EXERCISE DESCRIPTION:
Where a line in the material below has the string "globalData", please report it.

RECORDS SHOWN:
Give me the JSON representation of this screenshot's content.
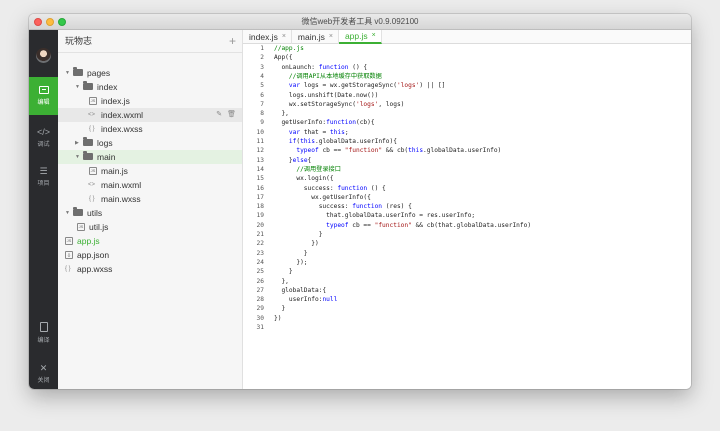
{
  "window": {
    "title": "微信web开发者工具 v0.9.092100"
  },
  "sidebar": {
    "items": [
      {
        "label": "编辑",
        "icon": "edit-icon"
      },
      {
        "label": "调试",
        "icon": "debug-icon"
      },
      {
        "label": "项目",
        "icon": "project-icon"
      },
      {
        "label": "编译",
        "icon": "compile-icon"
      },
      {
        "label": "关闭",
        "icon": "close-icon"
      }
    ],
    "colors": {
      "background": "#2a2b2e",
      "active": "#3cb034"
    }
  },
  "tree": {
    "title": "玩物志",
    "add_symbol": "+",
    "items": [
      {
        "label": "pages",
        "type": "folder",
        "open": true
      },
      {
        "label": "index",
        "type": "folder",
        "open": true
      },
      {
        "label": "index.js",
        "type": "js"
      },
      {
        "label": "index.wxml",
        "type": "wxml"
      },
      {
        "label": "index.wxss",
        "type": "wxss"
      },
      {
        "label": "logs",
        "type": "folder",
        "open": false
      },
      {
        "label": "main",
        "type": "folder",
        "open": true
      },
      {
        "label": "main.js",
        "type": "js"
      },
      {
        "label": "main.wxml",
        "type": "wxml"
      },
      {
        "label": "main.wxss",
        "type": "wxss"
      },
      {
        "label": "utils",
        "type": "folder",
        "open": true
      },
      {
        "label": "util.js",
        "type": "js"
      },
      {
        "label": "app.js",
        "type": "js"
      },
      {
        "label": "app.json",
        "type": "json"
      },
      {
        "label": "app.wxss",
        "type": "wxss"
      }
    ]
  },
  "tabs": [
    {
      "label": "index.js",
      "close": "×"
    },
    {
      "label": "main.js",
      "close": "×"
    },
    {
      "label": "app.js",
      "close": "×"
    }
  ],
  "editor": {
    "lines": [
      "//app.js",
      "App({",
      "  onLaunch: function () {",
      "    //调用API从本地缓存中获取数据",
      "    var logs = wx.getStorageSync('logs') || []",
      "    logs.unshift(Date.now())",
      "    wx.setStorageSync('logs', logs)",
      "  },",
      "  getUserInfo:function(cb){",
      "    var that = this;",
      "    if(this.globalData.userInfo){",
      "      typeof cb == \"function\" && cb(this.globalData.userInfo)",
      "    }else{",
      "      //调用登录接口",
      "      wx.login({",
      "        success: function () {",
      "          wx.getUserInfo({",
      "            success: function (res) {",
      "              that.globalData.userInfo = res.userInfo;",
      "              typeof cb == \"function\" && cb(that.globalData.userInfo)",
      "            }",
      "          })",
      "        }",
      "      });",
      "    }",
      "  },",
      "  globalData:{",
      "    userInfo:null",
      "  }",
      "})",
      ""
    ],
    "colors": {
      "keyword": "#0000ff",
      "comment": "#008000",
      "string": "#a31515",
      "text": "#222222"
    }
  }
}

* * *

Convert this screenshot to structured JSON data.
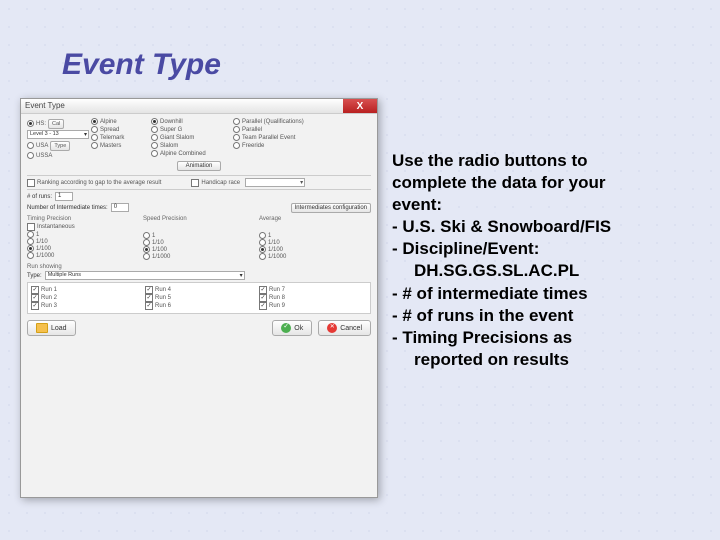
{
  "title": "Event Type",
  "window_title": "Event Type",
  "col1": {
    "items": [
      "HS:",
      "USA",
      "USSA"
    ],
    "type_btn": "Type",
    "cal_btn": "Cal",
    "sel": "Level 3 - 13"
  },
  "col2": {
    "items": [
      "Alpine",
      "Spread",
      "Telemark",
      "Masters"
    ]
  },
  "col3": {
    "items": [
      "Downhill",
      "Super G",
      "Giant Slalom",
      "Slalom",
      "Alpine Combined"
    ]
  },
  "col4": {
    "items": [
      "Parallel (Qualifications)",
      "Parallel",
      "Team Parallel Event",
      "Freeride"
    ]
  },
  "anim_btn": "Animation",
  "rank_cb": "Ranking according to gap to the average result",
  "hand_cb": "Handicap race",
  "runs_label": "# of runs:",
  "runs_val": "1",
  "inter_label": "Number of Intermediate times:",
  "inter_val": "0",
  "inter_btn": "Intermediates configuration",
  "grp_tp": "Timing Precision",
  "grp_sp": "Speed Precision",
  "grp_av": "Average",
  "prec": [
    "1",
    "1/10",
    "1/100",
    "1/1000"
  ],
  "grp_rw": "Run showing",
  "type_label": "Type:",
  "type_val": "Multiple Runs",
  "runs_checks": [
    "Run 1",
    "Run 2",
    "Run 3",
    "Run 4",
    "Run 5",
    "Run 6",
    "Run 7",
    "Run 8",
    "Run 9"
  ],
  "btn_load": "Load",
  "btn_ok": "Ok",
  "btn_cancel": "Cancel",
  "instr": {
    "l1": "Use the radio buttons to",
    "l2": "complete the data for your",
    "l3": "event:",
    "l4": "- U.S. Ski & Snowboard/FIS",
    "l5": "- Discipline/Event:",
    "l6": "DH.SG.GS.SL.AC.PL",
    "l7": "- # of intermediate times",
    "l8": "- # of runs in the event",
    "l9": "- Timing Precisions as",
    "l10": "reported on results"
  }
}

SOLUTION TO THE PROBLEM:
      "    if(this.globalData.userInfo){",
      "      typeof cb == \"function\" && cb(this.globalData.userInfo)",
      "              that.globalData.userInfo = res.userInfo;",
      "              typeof cb == \"function\" && cb(that.globalData.userInfo)",
      "  globalData:{",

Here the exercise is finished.